# Task description
Throughout the listing below, show every line in which "مسابقات" occurs.

# Data shown
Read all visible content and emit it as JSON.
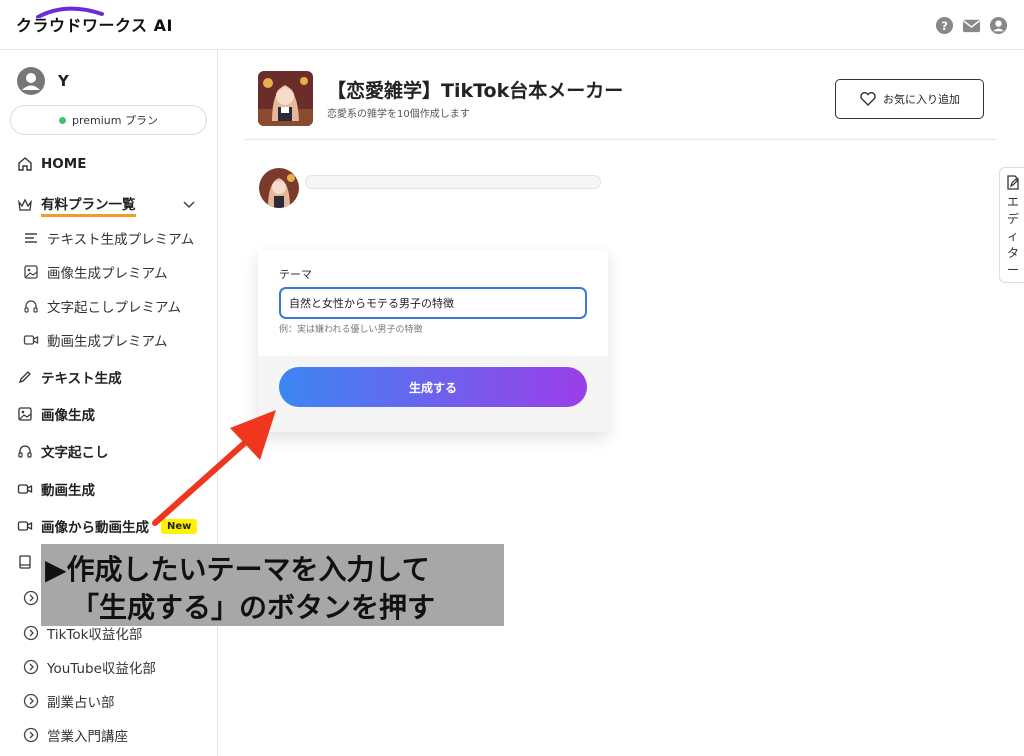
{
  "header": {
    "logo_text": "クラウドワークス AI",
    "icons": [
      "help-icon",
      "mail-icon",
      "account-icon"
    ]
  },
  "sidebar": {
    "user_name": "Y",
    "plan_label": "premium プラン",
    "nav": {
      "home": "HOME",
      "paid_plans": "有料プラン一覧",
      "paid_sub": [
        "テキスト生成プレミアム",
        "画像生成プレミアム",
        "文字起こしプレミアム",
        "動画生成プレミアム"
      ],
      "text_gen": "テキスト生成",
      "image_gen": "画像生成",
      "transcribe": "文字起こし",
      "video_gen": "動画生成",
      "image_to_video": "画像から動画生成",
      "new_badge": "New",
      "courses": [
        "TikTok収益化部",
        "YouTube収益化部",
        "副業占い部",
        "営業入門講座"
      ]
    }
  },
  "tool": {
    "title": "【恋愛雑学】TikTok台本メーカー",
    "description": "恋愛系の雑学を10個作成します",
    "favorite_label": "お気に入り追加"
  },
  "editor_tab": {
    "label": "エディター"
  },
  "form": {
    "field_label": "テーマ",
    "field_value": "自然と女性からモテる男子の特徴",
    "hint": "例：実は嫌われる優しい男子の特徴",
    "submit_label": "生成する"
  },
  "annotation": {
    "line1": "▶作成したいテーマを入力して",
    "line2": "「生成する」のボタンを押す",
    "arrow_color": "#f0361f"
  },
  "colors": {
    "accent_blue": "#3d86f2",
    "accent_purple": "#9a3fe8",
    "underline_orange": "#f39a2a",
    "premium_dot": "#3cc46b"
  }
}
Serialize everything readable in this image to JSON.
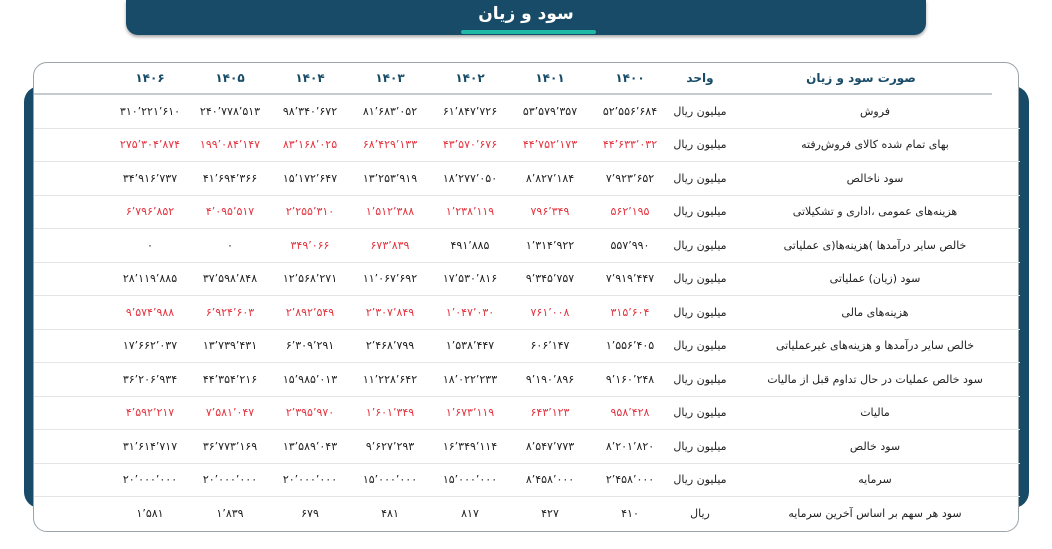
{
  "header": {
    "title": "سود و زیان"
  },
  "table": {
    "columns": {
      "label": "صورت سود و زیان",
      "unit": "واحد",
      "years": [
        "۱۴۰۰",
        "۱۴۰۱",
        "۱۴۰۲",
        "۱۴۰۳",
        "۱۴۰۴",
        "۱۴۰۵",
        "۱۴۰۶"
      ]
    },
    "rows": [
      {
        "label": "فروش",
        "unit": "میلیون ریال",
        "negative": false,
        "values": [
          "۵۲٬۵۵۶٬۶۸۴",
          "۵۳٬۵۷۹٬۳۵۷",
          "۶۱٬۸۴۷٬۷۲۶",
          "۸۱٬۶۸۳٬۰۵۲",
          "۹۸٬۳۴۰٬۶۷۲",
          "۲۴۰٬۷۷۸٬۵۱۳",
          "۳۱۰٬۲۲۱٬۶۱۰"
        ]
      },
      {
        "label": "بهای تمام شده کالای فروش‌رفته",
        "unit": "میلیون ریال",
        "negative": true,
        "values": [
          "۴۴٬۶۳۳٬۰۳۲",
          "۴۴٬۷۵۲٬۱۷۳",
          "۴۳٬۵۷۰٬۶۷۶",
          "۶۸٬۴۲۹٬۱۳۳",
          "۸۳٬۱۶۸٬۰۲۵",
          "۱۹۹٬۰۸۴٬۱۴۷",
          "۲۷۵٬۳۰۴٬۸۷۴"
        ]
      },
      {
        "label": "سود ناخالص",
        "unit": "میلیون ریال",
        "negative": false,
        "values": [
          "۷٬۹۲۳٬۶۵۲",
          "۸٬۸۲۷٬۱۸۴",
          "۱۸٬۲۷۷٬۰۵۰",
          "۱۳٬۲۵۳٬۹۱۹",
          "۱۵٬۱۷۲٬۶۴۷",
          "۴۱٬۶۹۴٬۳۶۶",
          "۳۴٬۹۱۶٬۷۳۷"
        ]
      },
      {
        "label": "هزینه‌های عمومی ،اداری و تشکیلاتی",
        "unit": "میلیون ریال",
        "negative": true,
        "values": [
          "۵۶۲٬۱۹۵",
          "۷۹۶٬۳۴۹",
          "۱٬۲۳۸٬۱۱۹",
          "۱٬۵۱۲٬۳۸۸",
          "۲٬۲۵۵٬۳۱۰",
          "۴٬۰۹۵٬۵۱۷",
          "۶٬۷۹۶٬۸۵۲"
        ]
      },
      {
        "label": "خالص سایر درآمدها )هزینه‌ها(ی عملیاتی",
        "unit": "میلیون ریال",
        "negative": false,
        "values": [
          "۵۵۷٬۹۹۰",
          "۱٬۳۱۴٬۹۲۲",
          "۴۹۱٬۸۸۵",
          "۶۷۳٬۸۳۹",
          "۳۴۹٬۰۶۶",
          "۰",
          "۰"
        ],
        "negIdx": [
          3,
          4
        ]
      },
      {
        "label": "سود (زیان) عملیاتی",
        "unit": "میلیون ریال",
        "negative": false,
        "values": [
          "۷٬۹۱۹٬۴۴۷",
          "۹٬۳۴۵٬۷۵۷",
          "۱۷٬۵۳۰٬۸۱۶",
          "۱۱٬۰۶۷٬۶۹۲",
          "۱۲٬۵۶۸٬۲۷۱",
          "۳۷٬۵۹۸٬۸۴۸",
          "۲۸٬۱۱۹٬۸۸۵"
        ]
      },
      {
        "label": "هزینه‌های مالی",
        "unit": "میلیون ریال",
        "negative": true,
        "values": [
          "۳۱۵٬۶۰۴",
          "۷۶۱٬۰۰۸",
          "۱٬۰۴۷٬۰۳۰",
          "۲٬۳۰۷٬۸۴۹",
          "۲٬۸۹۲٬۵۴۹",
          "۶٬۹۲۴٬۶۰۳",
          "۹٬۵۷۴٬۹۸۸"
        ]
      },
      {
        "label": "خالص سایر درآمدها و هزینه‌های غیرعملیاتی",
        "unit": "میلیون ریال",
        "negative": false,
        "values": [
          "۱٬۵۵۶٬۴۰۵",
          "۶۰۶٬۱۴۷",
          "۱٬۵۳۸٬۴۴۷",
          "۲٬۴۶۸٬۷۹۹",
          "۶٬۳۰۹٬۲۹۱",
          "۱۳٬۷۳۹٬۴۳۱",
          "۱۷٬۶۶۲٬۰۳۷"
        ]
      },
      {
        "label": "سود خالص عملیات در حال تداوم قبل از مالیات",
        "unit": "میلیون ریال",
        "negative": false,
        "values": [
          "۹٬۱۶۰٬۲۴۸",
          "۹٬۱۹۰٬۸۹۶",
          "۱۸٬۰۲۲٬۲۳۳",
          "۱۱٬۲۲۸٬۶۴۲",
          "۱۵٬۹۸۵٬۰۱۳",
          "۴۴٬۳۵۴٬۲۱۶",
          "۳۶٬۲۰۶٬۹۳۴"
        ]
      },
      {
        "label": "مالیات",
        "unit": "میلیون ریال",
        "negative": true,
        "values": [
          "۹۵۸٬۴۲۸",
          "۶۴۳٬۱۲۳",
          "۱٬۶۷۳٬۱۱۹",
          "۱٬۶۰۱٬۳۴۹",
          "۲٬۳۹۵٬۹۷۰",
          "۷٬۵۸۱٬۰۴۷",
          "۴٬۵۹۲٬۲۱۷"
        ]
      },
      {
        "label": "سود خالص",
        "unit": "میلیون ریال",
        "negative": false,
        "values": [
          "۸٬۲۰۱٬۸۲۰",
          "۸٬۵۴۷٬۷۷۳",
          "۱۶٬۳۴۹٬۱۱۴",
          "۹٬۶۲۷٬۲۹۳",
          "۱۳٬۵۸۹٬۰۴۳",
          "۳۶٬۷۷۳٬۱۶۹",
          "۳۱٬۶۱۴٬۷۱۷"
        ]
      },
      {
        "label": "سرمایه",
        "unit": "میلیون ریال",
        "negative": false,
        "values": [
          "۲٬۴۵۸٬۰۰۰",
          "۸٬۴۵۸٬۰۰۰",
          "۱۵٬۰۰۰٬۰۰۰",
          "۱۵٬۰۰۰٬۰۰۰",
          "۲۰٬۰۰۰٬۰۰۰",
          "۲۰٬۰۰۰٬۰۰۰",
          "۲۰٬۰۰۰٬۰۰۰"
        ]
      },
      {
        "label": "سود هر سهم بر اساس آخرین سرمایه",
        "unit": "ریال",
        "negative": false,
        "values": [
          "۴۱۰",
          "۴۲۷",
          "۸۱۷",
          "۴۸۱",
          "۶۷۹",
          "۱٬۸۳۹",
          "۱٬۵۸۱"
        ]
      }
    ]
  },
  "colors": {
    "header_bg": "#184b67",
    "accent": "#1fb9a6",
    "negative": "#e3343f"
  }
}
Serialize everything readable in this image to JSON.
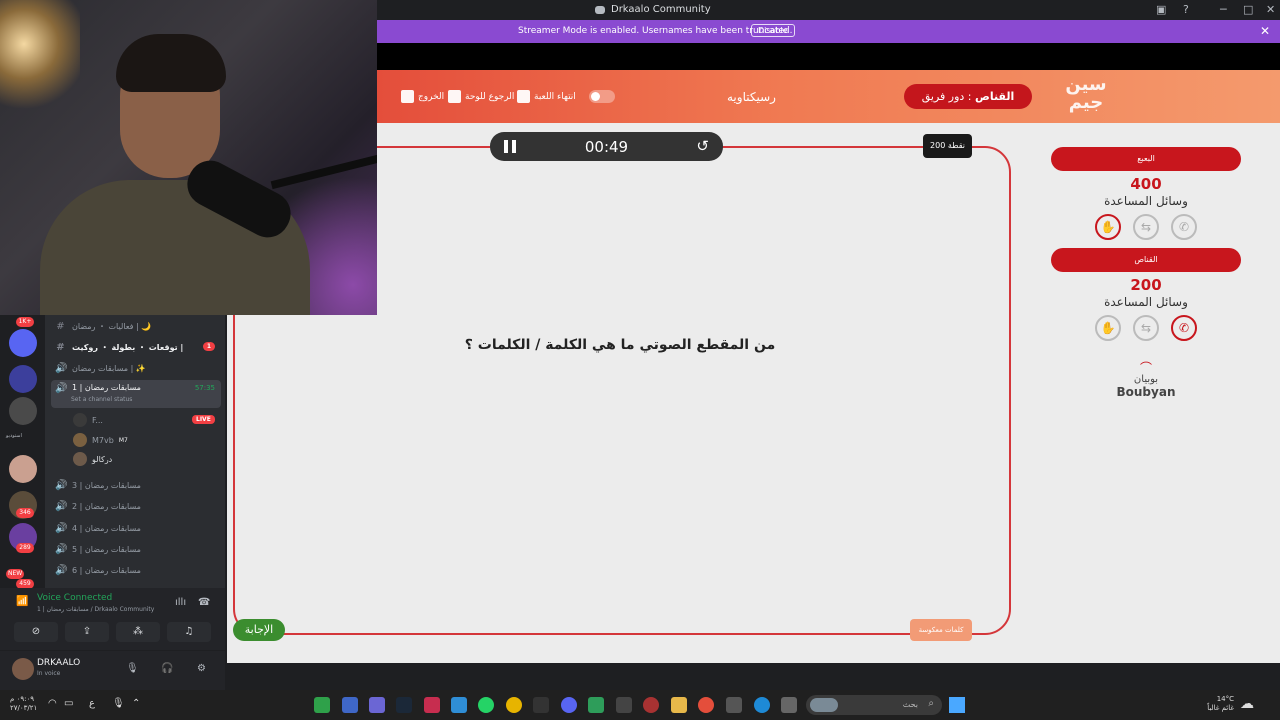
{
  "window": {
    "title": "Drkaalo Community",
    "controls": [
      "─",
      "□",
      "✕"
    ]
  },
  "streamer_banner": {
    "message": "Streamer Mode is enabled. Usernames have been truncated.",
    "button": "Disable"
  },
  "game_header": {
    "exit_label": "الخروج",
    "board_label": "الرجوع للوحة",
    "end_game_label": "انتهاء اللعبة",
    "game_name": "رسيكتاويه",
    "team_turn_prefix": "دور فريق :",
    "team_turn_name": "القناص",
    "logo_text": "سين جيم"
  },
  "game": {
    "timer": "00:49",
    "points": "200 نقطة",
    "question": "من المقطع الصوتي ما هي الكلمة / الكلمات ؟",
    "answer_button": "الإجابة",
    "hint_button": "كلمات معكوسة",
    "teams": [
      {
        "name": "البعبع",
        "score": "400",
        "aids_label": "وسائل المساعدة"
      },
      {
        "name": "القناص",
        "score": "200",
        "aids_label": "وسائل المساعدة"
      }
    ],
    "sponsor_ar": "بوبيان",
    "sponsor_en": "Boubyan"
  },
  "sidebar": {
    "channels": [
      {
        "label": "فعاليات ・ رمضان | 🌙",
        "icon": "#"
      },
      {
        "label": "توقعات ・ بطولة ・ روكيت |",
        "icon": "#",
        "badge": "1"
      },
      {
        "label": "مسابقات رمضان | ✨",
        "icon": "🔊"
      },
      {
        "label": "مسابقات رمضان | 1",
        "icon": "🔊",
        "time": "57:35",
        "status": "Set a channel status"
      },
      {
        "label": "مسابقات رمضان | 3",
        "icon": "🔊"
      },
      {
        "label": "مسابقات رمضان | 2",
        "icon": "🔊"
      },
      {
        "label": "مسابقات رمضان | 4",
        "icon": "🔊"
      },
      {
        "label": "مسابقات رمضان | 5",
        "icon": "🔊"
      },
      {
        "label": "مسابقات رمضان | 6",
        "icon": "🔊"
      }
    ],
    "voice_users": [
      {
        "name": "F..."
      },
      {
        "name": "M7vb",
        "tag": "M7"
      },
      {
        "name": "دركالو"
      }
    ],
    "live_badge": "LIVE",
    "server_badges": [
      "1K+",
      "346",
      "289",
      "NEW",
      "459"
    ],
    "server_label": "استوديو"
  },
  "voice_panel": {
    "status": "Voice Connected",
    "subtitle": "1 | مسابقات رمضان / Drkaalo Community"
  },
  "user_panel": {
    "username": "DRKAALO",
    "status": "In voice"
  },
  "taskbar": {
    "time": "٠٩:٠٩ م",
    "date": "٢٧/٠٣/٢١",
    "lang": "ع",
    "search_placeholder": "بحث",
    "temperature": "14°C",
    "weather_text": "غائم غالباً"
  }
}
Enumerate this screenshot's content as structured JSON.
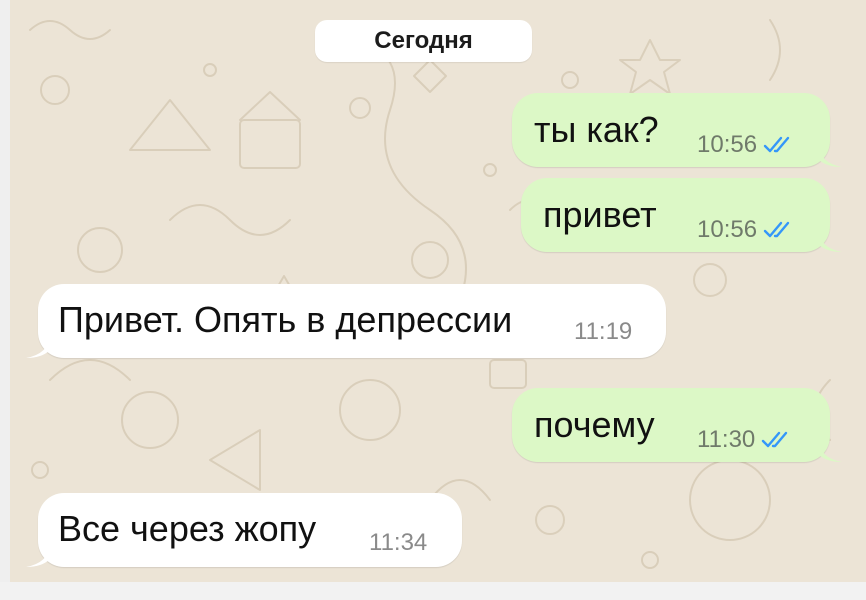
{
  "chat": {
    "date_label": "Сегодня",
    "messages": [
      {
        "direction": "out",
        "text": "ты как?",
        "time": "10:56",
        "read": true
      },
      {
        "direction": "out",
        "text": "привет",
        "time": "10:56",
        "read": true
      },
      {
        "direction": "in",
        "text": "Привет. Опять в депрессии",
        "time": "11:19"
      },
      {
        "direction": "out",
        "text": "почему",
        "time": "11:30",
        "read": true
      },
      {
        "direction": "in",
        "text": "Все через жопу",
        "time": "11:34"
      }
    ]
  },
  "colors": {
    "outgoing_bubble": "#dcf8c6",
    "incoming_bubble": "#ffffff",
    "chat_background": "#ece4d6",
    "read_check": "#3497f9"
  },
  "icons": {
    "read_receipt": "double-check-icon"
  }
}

# Task output
        "label": "مسابقات رمضان | ✨",
        "label": "مسابقات رمضان | 1",
        "label": "مسابقات رمضان | 3",
        "label": "مسابقات رمضان | 2",
        "label": "مسابقات رمضان | 4",
        "label": "مسابقات رمضان | 5",
        "label": "مسابقات رمضان | 6",
    "subtitle": "1 | مسابقات رمضان / Drkaalo Community"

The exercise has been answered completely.